Sputnik: How likely is it that the Trump administration, under its current strategy, will achieve its stated objective and get the Taliban to the table for peace talks?
Imtiaz Gul: Under the current strategy, the likelihood for getting the Taliban to the negotiations' table looks very difficult because President Trump has publicly vowed to continue in trying to defeat the Taliban militarily and this is quite a strange position that Trump has taken in view of the defeats that the Afghan army and the foreign forces led by the United Sates have suffered all these years. It's quite strange listening to them that they are basically putting more bets on a military solution rather than a negotiated settlement of the problem.
Sputnik: How much territory does the Taliban now control? Some reports are saying that it has more territory under its sway than any time since the 2001 US-led invasion — is that an accurate assessment do you think?
Imtiaz Gul: Well it's difficult to say as to how much territory they really controlled back in 2001. However the reality today is that, according to the BBC, the Taliban directly or indirectly control about seventy percent of the Afghan territory, whereas the US official estimated reckon that around forty two to forty three percent of the territory is either directly controlled by the Taliban or contested by them, that means it's under their indirect influence.
Sputnik: So what exactly do you think the Trump administration needs to do to defeat them? The US has recently adopted a more regional approach where pressure is put in countries like Pakistan which stands accused of aiding the Taliban — is this the answer to Afghanistan's troubles do you think?
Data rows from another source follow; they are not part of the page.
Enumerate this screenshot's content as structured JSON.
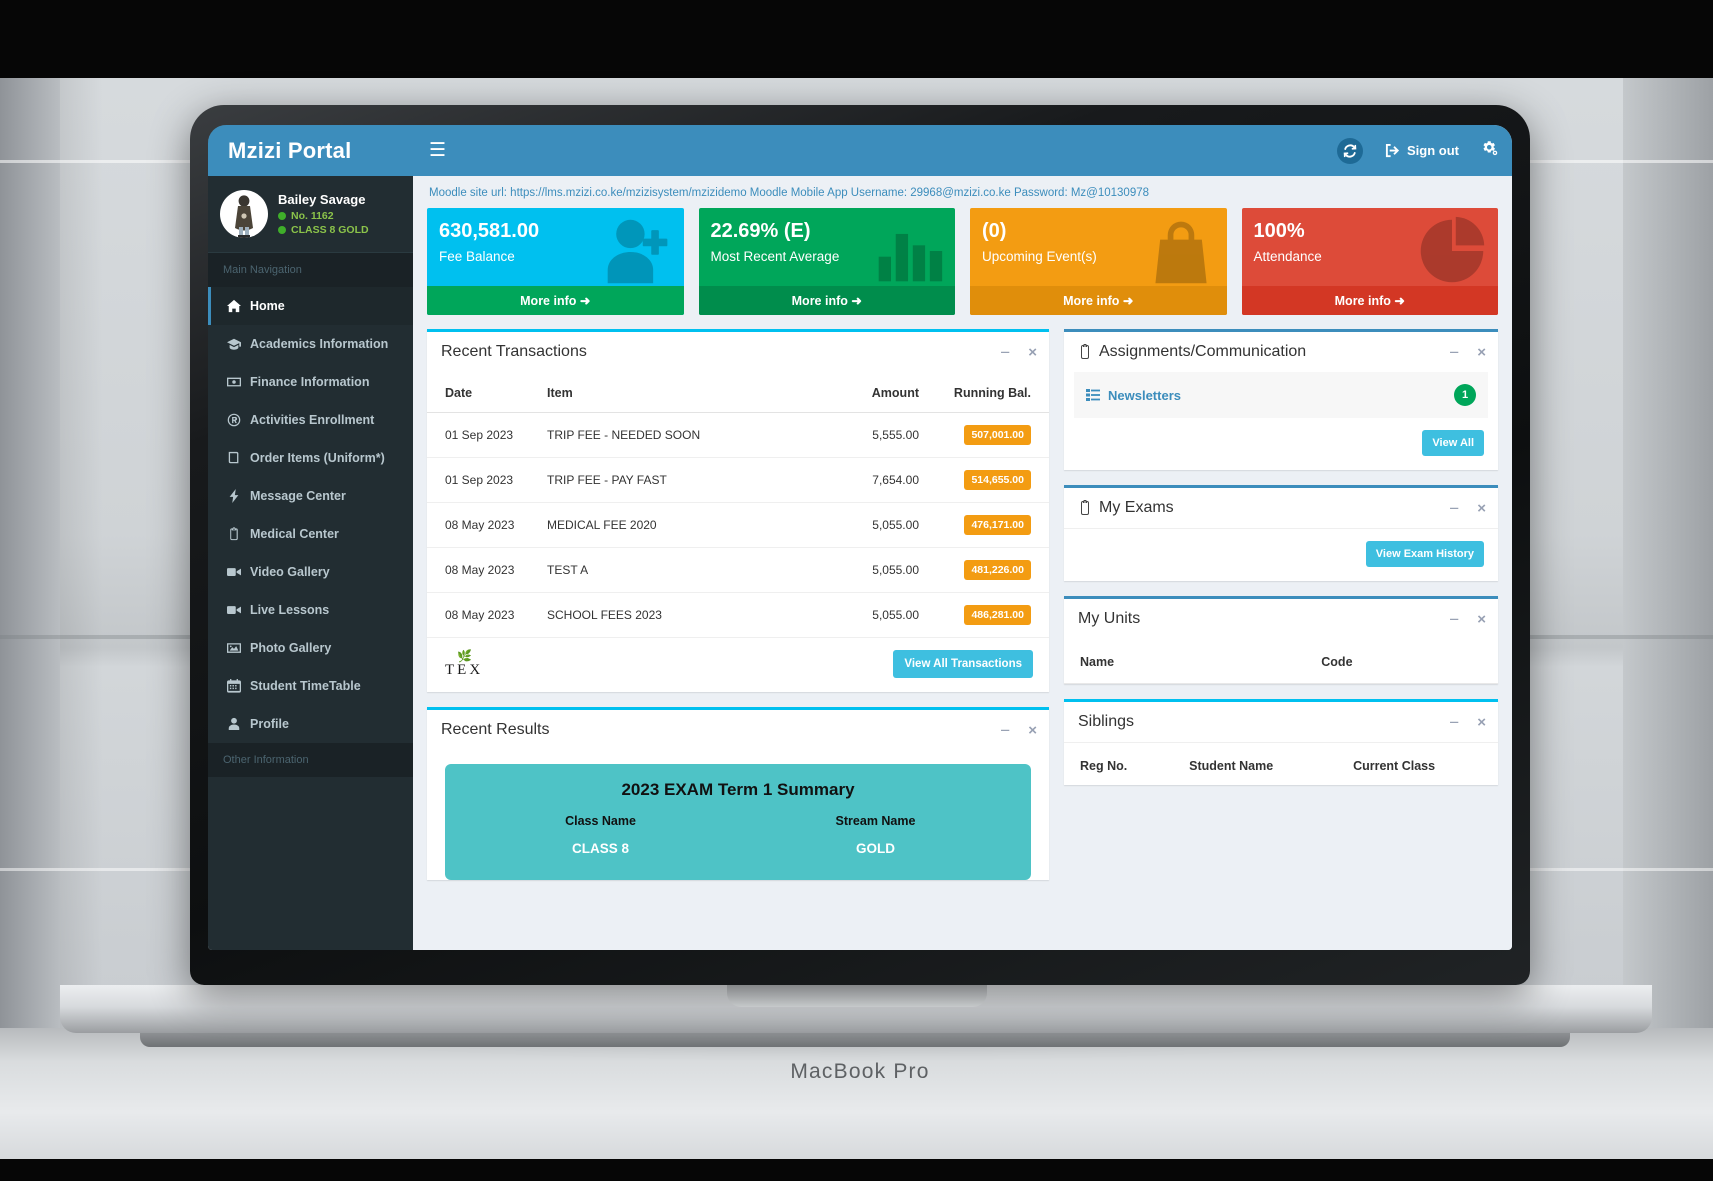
{
  "device": {
    "label": "MacBook Pro"
  },
  "brand": {
    "title": "Mzizi Portal"
  },
  "topbar": {
    "menu_icon": "hamburger-icon",
    "refresh_icon": "refresh-icon",
    "signout_label": "Sign out",
    "settings_icon": "gears-icon"
  },
  "user": {
    "name": "Bailey Savage",
    "reg": "No. 1162",
    "class": "CLASS 8 GOLD"
  },
  "sidebar": {
    "main_header": "Main Navigation",
    "other_header": "Other Information",
    "items": [
      {
        "label": "Home",
        "icon": "home-icon",
        "active": true
      },
      {
        "label": "Academics Information",
        "icon": "graduation-cap-icon",
        "active": false
      },
      {
        "label": "Finance Information",
        "icon": "money-icon",
        "active": false
      },
      {
        "label": "Activities Enrollment",
        "icon": "registered-icon",
        "active": false
      },
      {
        "label": "Order Items (Uniform*)",
        "icon": "book-icon",
        "active": false
      },
      {
        "label": "Message Center",
        "icon": "bolt-icon",
        "active": false
      },
      {
        "label": "Medical Center",
        "icon": "clipboard-icon",
        "active": false
      },
      {
        "label": "Video Gallery",
        "icon": "video-camera-icon",
        "active": false
      },
      {
        "label": "Live Lessons",
        "icon": "video-camera-icon",
        "active": false
      },
      {
        "label": "Photo Gallery",
        "icon": "photo-icon",
        "active": false
      },
      {
        "label": "Student TimeTable",
        "icon": "calendar-icon",
        "active": false
      },
      {
        "label": "Profile",
        "icon": "user-icon",
        "active": false
      }
    ]
  },
  "notice": {
    "text": "Moodle site url: https://lms.mzizi.co.ke/mzizisystem/mzizidemo Moodle Mobile App Username: 29968@mzizi.co.ke Password: Mz@10130978"
  },
  "stats": [
    {
      "value": "630,581.00",
      "label": "Fee Balance",
      "more": "More info",
      "color": "#00c0ef",
      "icon": "user-plus-icon"
    },
    {
      "value": "22.69% (E)",
      "label": "Most Recent Average",
      "more": "More info",
      "color": "#00a65a",
      "icon": "bar-chart-icon"
    },
    {
      "value": "(0)",
      "label": "Upcoming Event(s)",
      "more": "More info",
      "color": "#f39c12",
      "icon": "shopping-bag-icon"
    },
    {
      "value": "100%",
      "label": "Attendance",
      "more": "More info",
      "color": "#dd4b39",
      "icon": "pie-chart-icon"
    }
  ],
  "recent_transactions": {
    "title": "Recent Transactions",
    "columns": [
      "Date",
      "Item",
      "Amount",
      "Running Bal."
    ],
    "rows": [
      {
        "date": "01 Sep 2023",
        "item": "TRIP FEE - NEEDED SOON",
        "amount": "5,555.00",
        "balance": "507,001.00"
      },
      {
        "date": "01 Sep 2023",
        "item": "TRIP FEE - PAY FAST",
        "amount": "7,654.00",
        "balance": "514,655.00"
      },
      {
        "date": "08 May 2023",
        "item": "MEDICAL FEE 2020",
        "amount": "5,055.00",
        "balance": "476,171.00"
      },
      {
        "date": "08 May 2023",
        "item": "TEST A",
        "amount": "5,055.00",
        "balance": "481,226.00"
      },
      {
        "date": "08 May 2023",
        "item": "SCHOOL FEES 2023",
        "amount": "5,055.00",
        "balance": "486,281.00"
      }
    ],
    "watermark": "TEX",
    "view_all_label": "View All Transactions"
  },
  "recent_results": {
    "title": "Recent Results",
    "card_title": "2023 EXAM Term 1 Summary",
    "columns": [
      {
        "header": "Class Name",
        "value": "CLASS 8"
      },
      {
        "header": "Stream Name",
        "value": "GOLD"
      }
    ]
  },
  "assignments": {
    "title": "Assignments/Communication",
    "item_label": "Newsletters",
    "item_count": "1",
    "view_all_label": "View All"
  },
  "my_exams": {
    "title": "My Exams",
    "view_history_label": "View Exam History"
  },
  "my_units": {
    "title": "My Units",
    "columns": [
      "Name",
      "Code"
    ]
  },
  "siblings": {
    "title": "Siblings",
    "columns": [
      "Reg No.",
      "Student Name",
      "Current Class"
    ]
  },
  "colors": {
    "brand_blue": "#3c8dbc",
    "sidebar_dark": "#222d32",
    "aqua": "#00c0ef",
    "green": "#00a65a",
    "yellow": "#f39c12",
    "red": "#dd4b39",
    "teal_card": "#4ec3c6",
    "button_blue": "#3ebfe0"
  }
}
Imtiaz Gul: I think this is a very erroneous single focus on Pakistan. The other strategic neighbour of Afghanistan is Iran, and the United States is at cross purposes with Iran, as well as Russia and it also doesn't want China to be around. So, it's not just about Pakistan but about the regional countries joining hands to persuade the Taliban into negotiations with the Kabul administration.
I think there needs to be a step back from the military option and to try pressuring negotiations through a regionally coordinated approach because it's not just about one country anymore. There are too many fingers in the pie, including those of India and Iran. Every country is trying to secure its flanks. There's the threat of religious radicalism, particularly Daesh, which everyone agrees represents a much bigger threat than the Taliban or a-Qaeda. So it needs to be a regionally coordinated approach rather than something being imposed from outside as the American president would want.
The views and opinions expressed by Imtiaz Gul are those of the speaker and do not necessarily reflect those of Sputnik.
The views and opinions expressed in the article do not necessarily reflect those of Sputnik.